Fairfield, cop sued in teen’s death after high speed pursuit
Updated 12:36 am, Saturday, July 16, 2016
FAIRFIELD — A dead teenager’s estate is suing the town and one of its police officers, who was involved in a similar fatal pursuit when he was with another police department.
The lawsuit claimed Renaldi pursued Leao in violation of state and local pursuit policies, and that the town should have been aware that Renaldi had been involved in a similar incident when he was a member of the Seymour Police Department.
Town Attorney Stanton Lesser declined to comment on the suit.
According to the lawsuit filed in state Superior Court in Bridgeport, Leao was driving a Yamaha motorcycle around midnight on Aug. 3, 2014, while Renaldi was in a parking lot on Kings Highway East. “Defendant Renaldi claims to have heard a loud motorcycle approaching the intersection of Kings Highway East and Jennings Road, near where he was parked,” according to the suit, which said Leao was on his way home to Bridgeport, and was not speeding or driving erratically.
At that point, according to court papers, Renaldi initiated a pursuit, activating his lights and siren, because he said he believed there was no registration plate on the bike. The suit said the Yamaha was properly registered and a valid plate was affixed to the rear of the bike.
A failure to have a visible plate, the suit stated, would only be an infraction and was not a valid reason to conduct a high-speed pursuit.
The suit further claimed Renaldi did not contact dispatchers or his supervisors, and continued the chase at a high speed into Bridgeport, again failing to notify supervisors.
When he got near, or was at the town line, the suit stated, Renaldi turned off his lights and siren, but continued the pursuit. At that point, Leao “violently collided” with a utility pole, and suffered an open fracture to his femur, a dislocated and fractured pelvis, a lacerated spleen, and trauma to his heart, lungs, abdomen, colon, head and face, the lawsuit said. He died at St. Vincent’s Medical Center after undergoing surgery.
The suit quoted Renaldi’s police report, which said the motorcycle appeared to be traveling at a normal rate of speed, but he was able to get close enough to the Yamaha to conclude there was no registration plate.
The lawsuit said at one point, “Renaldi then deactivated his lights and began to notify dispatch that a motorcycle had ‘taken off on him.’ Renaldi is not sure if he completed his transmission to dispatch (there is no record of such transmission), but that as he was making the transmission, he saw a ‘large cloud of debris in the distance and the red taillight of the motorcycle airborne.’ ”
Renaldi said he ran to see if Leao was injured and went to get his medical bag and defibrillator, but before getting back to Leao, directed a car to pull over because he was not sure if the occupants had seen the accident, the suit said.

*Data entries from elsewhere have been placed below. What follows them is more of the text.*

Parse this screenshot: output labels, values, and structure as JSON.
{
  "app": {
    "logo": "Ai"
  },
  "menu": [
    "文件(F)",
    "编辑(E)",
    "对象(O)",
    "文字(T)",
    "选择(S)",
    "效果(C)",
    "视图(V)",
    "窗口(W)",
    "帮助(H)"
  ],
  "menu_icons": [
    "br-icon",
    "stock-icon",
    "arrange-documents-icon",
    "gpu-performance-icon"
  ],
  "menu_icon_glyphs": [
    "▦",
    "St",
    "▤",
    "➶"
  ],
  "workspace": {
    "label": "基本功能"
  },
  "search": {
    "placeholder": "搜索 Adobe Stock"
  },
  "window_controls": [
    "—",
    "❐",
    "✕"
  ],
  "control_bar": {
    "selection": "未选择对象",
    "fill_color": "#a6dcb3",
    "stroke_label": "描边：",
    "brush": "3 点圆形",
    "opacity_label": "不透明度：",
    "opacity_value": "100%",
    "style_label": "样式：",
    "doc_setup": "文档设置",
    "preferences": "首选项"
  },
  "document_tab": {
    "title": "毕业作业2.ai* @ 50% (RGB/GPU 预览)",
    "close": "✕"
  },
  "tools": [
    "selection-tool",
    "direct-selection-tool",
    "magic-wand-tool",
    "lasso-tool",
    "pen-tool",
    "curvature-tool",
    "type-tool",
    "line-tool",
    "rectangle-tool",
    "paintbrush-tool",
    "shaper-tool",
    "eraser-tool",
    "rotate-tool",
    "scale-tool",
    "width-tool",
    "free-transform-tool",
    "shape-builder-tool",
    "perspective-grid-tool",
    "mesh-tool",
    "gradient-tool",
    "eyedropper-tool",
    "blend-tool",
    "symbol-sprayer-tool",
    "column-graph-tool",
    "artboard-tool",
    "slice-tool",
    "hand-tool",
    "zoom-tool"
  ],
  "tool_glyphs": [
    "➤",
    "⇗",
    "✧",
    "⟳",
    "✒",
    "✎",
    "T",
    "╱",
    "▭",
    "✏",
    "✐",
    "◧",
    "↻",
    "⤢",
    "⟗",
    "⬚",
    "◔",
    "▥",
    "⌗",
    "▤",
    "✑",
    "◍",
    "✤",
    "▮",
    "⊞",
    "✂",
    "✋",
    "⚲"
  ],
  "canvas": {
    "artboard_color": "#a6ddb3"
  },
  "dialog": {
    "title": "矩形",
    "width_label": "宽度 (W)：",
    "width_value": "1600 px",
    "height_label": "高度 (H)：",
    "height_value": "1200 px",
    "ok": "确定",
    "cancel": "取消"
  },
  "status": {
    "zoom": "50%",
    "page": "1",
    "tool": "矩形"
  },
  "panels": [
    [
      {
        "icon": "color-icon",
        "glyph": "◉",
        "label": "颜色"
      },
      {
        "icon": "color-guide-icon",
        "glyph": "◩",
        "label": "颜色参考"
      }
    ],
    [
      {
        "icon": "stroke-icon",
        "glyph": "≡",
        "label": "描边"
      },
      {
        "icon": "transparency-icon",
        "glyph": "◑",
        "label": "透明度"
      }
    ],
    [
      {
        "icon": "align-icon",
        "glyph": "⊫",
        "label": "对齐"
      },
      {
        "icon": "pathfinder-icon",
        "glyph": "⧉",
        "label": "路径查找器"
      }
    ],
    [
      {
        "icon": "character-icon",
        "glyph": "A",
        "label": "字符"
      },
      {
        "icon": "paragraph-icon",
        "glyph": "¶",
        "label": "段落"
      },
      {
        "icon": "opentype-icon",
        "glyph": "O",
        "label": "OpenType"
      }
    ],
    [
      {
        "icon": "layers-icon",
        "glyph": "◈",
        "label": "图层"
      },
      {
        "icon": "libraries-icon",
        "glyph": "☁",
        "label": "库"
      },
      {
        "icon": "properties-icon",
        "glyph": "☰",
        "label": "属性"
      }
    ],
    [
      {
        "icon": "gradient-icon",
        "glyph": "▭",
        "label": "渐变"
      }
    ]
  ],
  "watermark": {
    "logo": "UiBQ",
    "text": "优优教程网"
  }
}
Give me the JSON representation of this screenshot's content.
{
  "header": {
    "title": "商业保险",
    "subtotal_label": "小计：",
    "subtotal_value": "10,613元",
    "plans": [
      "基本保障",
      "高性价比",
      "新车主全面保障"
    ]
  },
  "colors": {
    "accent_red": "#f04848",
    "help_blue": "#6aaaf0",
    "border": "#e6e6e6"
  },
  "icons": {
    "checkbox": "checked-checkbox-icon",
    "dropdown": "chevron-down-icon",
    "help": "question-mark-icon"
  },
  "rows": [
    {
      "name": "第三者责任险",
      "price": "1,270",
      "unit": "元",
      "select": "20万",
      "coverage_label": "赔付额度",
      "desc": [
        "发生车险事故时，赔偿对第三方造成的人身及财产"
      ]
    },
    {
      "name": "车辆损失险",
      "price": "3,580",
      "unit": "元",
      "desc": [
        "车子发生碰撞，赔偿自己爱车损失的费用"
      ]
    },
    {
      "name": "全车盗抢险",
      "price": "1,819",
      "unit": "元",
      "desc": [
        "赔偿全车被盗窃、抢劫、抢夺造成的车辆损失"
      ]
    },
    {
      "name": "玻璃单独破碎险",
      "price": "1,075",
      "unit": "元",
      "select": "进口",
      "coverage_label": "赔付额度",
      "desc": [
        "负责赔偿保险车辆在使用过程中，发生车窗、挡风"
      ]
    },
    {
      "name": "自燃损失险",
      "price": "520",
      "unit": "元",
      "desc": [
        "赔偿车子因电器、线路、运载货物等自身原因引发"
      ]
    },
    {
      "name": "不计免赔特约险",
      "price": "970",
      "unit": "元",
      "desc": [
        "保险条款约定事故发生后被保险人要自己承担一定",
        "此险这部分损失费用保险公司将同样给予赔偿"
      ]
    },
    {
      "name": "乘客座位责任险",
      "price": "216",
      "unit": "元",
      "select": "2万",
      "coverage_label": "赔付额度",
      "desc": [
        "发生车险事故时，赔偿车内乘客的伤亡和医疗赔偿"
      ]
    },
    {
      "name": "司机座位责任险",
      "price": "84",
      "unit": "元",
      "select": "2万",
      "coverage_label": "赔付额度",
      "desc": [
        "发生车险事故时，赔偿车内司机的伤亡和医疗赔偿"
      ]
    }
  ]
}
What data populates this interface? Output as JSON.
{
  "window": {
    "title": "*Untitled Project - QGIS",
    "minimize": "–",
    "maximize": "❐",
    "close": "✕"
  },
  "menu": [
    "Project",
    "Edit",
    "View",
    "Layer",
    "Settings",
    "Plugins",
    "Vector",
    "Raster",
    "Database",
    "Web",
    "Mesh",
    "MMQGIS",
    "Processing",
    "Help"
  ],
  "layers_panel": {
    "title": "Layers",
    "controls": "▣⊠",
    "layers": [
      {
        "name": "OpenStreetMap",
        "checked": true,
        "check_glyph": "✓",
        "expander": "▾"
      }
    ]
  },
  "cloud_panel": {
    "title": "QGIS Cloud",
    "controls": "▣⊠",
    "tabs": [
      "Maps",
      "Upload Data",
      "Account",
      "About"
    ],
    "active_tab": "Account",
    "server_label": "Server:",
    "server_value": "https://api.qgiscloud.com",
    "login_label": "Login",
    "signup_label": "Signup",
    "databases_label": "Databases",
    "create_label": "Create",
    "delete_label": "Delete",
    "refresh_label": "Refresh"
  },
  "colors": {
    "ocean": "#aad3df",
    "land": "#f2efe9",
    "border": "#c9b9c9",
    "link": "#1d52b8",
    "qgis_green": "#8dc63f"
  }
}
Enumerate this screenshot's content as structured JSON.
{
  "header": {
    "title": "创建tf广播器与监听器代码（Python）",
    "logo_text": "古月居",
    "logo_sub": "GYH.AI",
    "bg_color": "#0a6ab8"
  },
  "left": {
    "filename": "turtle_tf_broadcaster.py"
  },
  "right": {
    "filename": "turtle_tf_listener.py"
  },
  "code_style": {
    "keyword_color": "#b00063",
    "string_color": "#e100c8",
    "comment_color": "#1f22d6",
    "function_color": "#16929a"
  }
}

Surveillance video from a nearby condominium complex showed Renaldi’s cruiser appearing within two to three seconds after the crash, with the emergency lights off, the suit said.
Prior to 2014, that lawsuit said, Renaldi had been involved in another police pursuit, in 2012, that ended with a fatal accident.
At the time, Renaldi worked for the Seymour Police Department. On March 9, 2012, around 11:48 p.m., Brandon Giordano, 15, was a passenger in a Mustang that had multicolored LED lights around the bottom of the car.
Because of those lights, the suit said, Renaldi initiated a pursuit that ended in an accident that killed Giordano and left the driver with serious injuries. “Prior to initiating the pursuit of the Ramirez vehicle, he was ‘unable to obtain a registration plate’ (even though it in fact had a valid and visible license plate,”) the suit said. The pursuit left Seymour and went into Oxford, where the headlights of the Mustang were allegedly turned off, and Renaldi claimed to have terminated the pursuit, the suit said.
As Renaldi continued on Route 67, he slowed for an oncoming car and discovered it was a marked State Police cruiser operated by the resident state trooper, the suit said. According to the suit, the trooper had not been notified of the pursuit, and Renaldi reportedly said he was trying to catch up to the Mustang and sped off. He found the car — a convertible with its top down — lying on its roof with the occupants trapped underneath. Giordano died at the scene, and his mother filed a $15 million suit against the town of Seymour and Renaldi.
According to the suit, the state police report indicated the Mustang had a valid license plate. The suit remains open.
In 2013, Renaldi was hired by the Fairfield Police Department, and the suit stated he disclosed the Oxford incident prior to his hiring. An investigation by the Seymour department cleared him of any wrongdoing.